LONDON (Dec. 24)
Serbs demand their `share’ of rare Sarajevo Haggadah A priceless Jewish artifact has become the object of a tug of war between Bosnian Serbs and Muslims.
The 1995 Dayton Accord ended the civil war that broke out in Bosnia in 1992, but long-simmering ethnic tensions remain — and now they are focused on a Jewish manuscript known as the Sarajevo Haggadah.
Written on bleached calfskin, the Haggadah dates back to the Jewish presence in Spain before the Expulsion in 1492.
Citing the Dayton Accord, which divided Bosnia along ethnic lines, Bosnian Serbs — who make up about one-third of Bosnia’s population, but control nearly half of the territory — are seeking a one-third share in the treasure.
While not asking for the Haggadah to be physically dismantled, they are demanding that it be exhibited every third year in Banja Luka, capital of the ministate carved out for Bosnian Serbs after the war.
The manuscript is currently held in the vault of the National Bank in Sarajevo, the seat of the Bosnian government.
According to the Bosnian Serb argument, the Haggadah should also be displayed every third year in Mostar, the unofficial Bosnian Croat capital.

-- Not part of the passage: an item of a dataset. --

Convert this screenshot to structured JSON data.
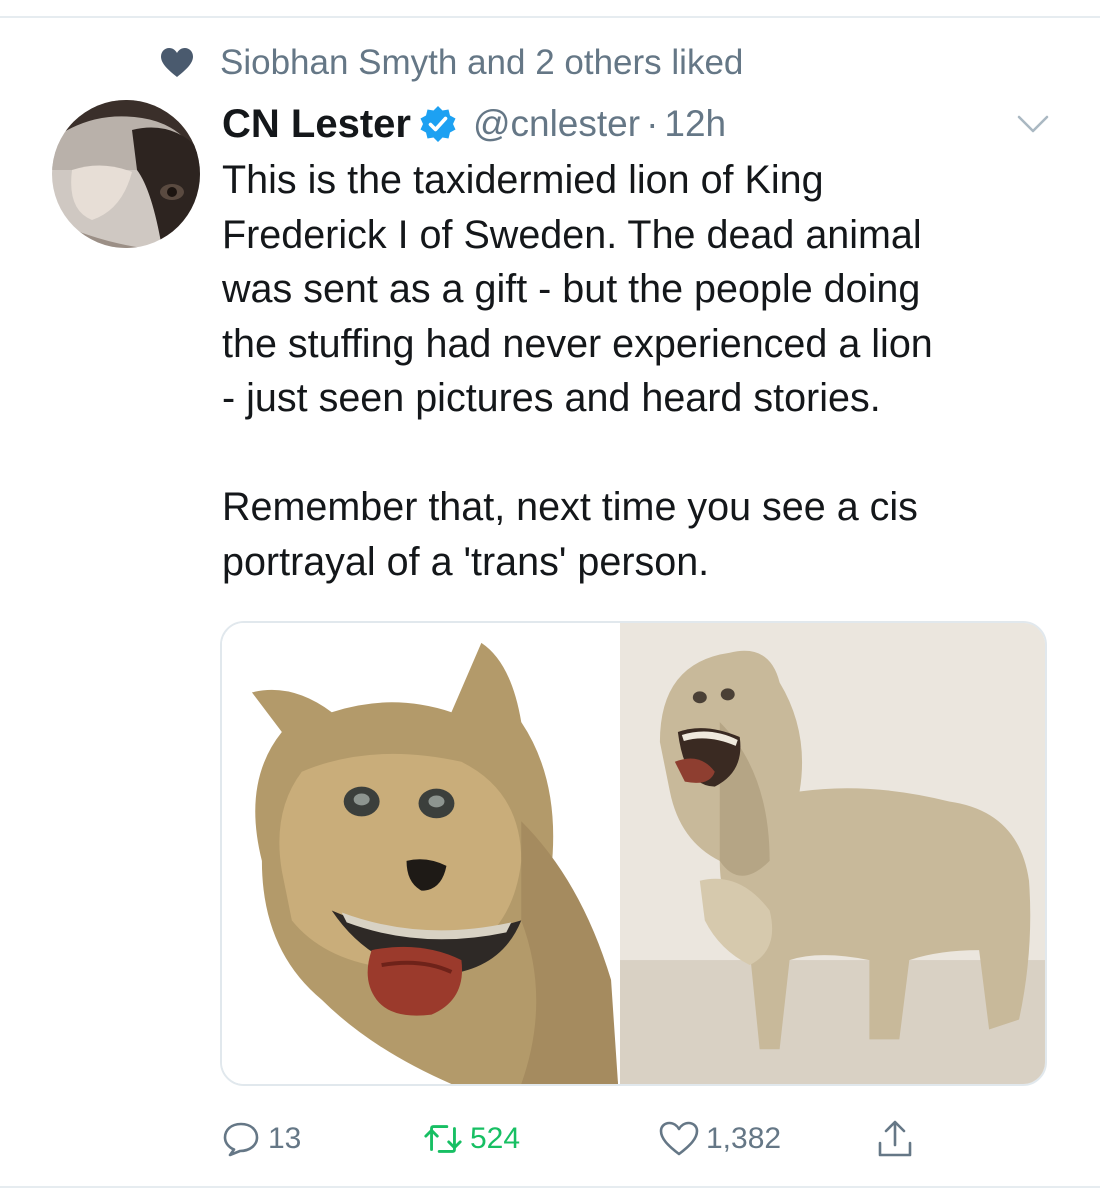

Jakob Finci, who heads what remains of the Bosnian Jewish community, believes the manuscript should stay where it is, saying the country’s Serbian and Croatian populations showed no respect for each other’s religious and cultural treasures during the civil war.
The Serbs, he points out, destroyed a 16th-century mosque in Banja Luka, while the Croats blew up the Old Bridge, an Ottoman construction in Mostar — two buildings that were considered among Bosnia’s leading architectural treasures.
“Now, everybody wants his own museum,” said Finci. “The Haggadah is proof of the multiethnicity in Bosnia. It is a testament that even in worst of times, other people’s values were not destroyed.”
The Haggadah, which was carried by Spanish Jews to Italy after the expulsion of 1492, was subsequently brought by a rabbi to Bosnia, which at the time was a province of the Ottoman Empire.
The rabbi’s family passed it down from generation to generation until a descendent sold it in 1894 to the National Museum in Sarajevo.
During World War II, a Nazi general demanded that the Croat and Muslim curators of the museum turn the Haggadah over to him. The curators saved the manuscript by saying they had already given it to another German officer.
They subsequently smuggled the Haggadah from the museum and turned it over to a Muslim preacher, who kept it hidden under the doorstep of a village mosque until the war’s end.
The Haggadah was then returned to the National Museum, where it remained until the outbreak of civil war in 1992.
When Bosnian Serbs shelled Sarajevo in that year, the museum’s Muslim director, along with members of the Jewish community, braved sniper fire to remove the Haggadah from the museum’s vault and store it in its current sanctuary — the National Bank.
After the civil war’s end, the Haggadah was not returned to the museum because that structure — which dates back to the Austro-Hungarian Empire — suffered heavy damage during the Bosnian Serb shelling of the city and has not since been rebuilt.